> [What needs to be done]
Go through the material below, find each line with the word "content", and copy those lines.

START Material shown

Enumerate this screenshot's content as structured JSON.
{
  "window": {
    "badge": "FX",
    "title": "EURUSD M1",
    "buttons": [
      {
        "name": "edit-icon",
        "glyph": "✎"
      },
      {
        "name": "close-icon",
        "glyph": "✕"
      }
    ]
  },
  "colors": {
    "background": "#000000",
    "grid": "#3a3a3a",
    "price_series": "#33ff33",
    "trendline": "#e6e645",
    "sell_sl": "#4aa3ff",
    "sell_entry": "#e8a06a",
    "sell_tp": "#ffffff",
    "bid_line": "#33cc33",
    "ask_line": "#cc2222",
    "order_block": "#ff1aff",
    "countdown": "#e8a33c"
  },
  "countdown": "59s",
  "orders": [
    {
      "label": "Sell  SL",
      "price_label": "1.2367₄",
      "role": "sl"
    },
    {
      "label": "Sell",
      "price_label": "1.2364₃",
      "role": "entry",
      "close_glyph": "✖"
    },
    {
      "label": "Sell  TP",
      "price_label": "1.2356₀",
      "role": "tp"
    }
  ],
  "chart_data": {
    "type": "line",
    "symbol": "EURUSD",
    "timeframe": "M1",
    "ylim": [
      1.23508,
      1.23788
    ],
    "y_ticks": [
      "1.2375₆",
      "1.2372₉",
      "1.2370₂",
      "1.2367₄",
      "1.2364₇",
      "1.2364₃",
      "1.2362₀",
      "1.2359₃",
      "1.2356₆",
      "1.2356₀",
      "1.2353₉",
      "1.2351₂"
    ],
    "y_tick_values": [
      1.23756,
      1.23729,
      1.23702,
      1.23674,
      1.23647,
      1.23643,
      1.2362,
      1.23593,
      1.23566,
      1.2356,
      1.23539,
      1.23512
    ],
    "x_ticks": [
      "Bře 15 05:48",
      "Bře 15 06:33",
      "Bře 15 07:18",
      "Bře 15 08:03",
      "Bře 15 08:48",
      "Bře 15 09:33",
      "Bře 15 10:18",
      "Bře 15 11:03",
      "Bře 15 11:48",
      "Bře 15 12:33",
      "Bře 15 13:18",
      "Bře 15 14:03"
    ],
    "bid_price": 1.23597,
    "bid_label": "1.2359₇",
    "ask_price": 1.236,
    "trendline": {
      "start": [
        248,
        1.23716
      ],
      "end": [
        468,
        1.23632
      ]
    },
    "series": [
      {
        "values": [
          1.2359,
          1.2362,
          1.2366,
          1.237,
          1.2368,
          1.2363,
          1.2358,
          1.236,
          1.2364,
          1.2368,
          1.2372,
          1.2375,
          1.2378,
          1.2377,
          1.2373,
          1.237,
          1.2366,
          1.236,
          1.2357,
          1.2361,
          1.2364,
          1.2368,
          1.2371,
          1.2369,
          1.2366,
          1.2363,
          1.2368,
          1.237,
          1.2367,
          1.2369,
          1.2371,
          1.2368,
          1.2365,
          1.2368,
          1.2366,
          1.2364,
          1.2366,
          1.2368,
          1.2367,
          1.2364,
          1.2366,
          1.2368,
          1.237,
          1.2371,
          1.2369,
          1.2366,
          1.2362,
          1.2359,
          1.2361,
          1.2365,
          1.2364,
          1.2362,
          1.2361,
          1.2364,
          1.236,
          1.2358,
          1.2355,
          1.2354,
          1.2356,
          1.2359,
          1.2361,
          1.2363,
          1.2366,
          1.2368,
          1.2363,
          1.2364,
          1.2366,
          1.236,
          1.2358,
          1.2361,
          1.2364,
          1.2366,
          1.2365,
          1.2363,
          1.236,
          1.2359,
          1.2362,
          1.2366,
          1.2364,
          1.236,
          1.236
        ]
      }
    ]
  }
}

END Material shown
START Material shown

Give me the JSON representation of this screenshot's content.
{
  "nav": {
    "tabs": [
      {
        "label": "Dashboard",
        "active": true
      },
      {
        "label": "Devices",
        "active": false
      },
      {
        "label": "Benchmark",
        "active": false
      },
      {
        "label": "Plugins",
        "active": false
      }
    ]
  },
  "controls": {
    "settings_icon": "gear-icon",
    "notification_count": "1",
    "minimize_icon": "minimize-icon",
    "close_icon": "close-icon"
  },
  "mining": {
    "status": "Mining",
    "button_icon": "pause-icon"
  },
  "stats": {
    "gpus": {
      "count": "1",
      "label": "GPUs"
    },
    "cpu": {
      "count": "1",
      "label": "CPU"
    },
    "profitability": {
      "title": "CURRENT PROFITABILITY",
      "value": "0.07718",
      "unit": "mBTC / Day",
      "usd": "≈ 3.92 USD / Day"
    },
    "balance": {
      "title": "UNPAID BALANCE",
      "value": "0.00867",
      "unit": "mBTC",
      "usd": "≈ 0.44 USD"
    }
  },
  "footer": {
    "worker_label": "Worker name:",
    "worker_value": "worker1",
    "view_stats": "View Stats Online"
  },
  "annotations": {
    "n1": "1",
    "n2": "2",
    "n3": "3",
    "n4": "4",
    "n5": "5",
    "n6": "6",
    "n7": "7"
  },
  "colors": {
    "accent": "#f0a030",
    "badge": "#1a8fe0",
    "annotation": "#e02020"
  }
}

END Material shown

> [Response below]
Enumerate this screenshot's content as structured JSON.
Give me the JSON representation of this screenshot's content.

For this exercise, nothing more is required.